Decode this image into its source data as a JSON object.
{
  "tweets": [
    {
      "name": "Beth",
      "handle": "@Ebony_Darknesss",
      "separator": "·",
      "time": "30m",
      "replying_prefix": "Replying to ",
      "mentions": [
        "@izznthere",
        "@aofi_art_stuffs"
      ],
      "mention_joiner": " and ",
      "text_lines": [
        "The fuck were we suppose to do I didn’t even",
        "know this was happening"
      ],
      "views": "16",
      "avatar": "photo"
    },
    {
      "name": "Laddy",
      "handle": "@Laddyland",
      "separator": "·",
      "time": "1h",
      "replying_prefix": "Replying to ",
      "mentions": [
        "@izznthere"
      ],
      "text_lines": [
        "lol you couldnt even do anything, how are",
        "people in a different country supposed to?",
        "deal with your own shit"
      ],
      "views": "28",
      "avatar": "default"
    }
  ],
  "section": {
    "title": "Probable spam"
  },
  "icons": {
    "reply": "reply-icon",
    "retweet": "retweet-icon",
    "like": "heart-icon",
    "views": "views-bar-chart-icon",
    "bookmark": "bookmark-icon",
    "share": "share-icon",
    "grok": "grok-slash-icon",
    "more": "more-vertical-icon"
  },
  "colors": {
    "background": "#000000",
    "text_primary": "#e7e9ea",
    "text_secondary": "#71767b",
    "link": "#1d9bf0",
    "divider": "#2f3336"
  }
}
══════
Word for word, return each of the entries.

Decode this image into its source data as a JSON object.
{
  "tweets": [
    {
      "name": "Beth",
      "handle": "@Ebony_Darknesss",
      "separator": "·",
      "time": "30m",
      "replying_prefix": "Replying to ",
      "mentions": [
        "@izznthere",
        "@aofi_art_stuffs"
      ],
      "mention_joiner": " and ",
      "text_lines": [
        "The fuck were we suppose to do I didn’t even",
        "know this was happening"
      ],
      "views": "16",
      "avatar": "photo"
    },
    {
      "name": "Laddy",
      "handle": "@Laddyland",
      "separator": "·",
      "time": "1h",
      "replying_prefix": "Replying to ",
      "mentions": [
        "@izznthere"
      ],
      "text_lines": [
        "lol you couldnt even do anything, how are",
        "people in a different country supposed to?",
        "deal with your own shit"
      ],
      "views": "28",
      "avatar": "default"
    }
  ],
  "section": {
    "title": "Probable spam"
  },
  "icons": {
    "reply": "reply-icon",
    "retweet": "retweet-icon",
    "like": "heart-icon",
    "views": "views-bar-chart-icon",
    "bookmark": "bookmark-icon",
    "share": "share-icon",
    "grok": "grok-slash-icon",
    "more": "more-vertical-icon"
  },
  "colors": {
    "background": "#000000",
    "text_primary": "#e7e9ea",
    "text_secondary": "#71767b",
    "link": "#1d9bf0",
    "divider": "#2f3336"
  }
}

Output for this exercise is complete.